Next, a book I’m really nuts about lately, Paul Smith: You Can Find Inspiration in Everything*: (*and if you can’t, look again). I spotted this book for the first time in Hamburg a few weeks ago and wondered why I’d not heard of it before – it’s been out for a few years already. There is so much in life that can stimulate creativity, but because we are exposed to these things on a daily basis (i.e. product packaging) we start ignoring it. Brit designer and global icon Paul Smith teaches us how to look at things in a different way – to really SEE what you are touching and using and watching – that’s the real key to creative and inspired living. This book examines this topic further with loads of pictures that will stimulate your brain and put you on a much more creative track. It’s a great coffee table book since it’s bound to strike up conversations with guests, and a good resource for you to refer to when you find yourself stuck in a bit of a creative rut. If you don’t already own a copy, I highly suggest changing that el pronto ! (Learn more about Paul Smith here.)
I’d also like to welcome an additional sponsor here on decor8, Imooi, who has the most gorgeous jewelry for men and women, along with ladies handbags (love the jewelry for men). Imooi is offering FREE SHIPPING to decor8 readers for a limited time, so if you’d like to gift a friend, there’s no time like the present. Here’s a link to their store on Amazon. Please use code: decor806 at checkout. Welcome Imooi!
Oh, almost forgot… Look at what Danielle found (below) from Tord Boontje for Moroso. Read more here. Sweet find, Danielle!

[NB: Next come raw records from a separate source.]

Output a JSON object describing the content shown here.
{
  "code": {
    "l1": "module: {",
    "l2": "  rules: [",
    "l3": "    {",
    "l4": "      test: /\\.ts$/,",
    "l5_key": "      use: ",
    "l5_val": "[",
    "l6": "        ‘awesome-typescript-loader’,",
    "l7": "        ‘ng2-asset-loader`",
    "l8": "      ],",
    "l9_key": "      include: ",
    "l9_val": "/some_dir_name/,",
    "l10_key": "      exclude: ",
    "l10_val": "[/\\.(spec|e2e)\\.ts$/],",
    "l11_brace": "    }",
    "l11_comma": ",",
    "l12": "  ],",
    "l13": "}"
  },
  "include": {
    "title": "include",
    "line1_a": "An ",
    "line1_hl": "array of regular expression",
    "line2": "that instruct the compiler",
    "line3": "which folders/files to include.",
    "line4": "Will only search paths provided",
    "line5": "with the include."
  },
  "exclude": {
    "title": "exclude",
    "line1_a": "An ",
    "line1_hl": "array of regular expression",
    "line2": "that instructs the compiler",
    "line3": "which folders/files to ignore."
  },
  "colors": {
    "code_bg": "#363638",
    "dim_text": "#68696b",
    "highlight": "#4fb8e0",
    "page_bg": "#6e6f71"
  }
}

Born in 1943 in the Canary Islands to a Spanish mother and Czech father, raised on a banana plantation, Manolo certainly wasn’t born into the life of a fashion designer. Now, however, the story has changed. This shoe designer is truly a living legend, not to mention one of the most commonly referred to designers in the entire “Sex and the City” series. Thanks to Carrie Bradshaw, Manolo quickly became a household name to ladies from coast to coast that were bored stiff with the suburbia department store brands, craving the big city shopping experiences that Carrie indulged in. True, most households can’t afford Manolo’s, but one can either dream, or max out their AmEx, which feels perfectly justified the first time you slip your foot into a ‘Costa Samba’ pump. The next best thing to owning a pair of Manolo’s? Owning his beautifully illustrated coffee table book, “Drawings”. Divided by decade (1970s-current), it gives you an overview of the evolution of his amazing line. With limited text, and the focus on bold illustrations, It will definitely appeal to design aficionados everywhere (like you!). This sexy book would also look smashing lounging gracefully as a featured piece on your coffee table. As you flip through each page, you’ll be in jaw-dropping awe at the large, full-color illustrations of shoes that Manolo is so famous for. I’ve entertained the thought of purchasing a 2nd book so I can frame some of my personal favorites for my walk-in closet (Yes, I decorate my closet. Currently, I have a collection of vintage hats on display). Manolo Blahnik Drawings is 11.7 x 9.2 x 0.9 inches and only available in paperback. The list price is $39.95, but I’ve seen it brand new on eBay and Amazon in the mid 20′s. Search under ISBN: 050028413X. Enjoy!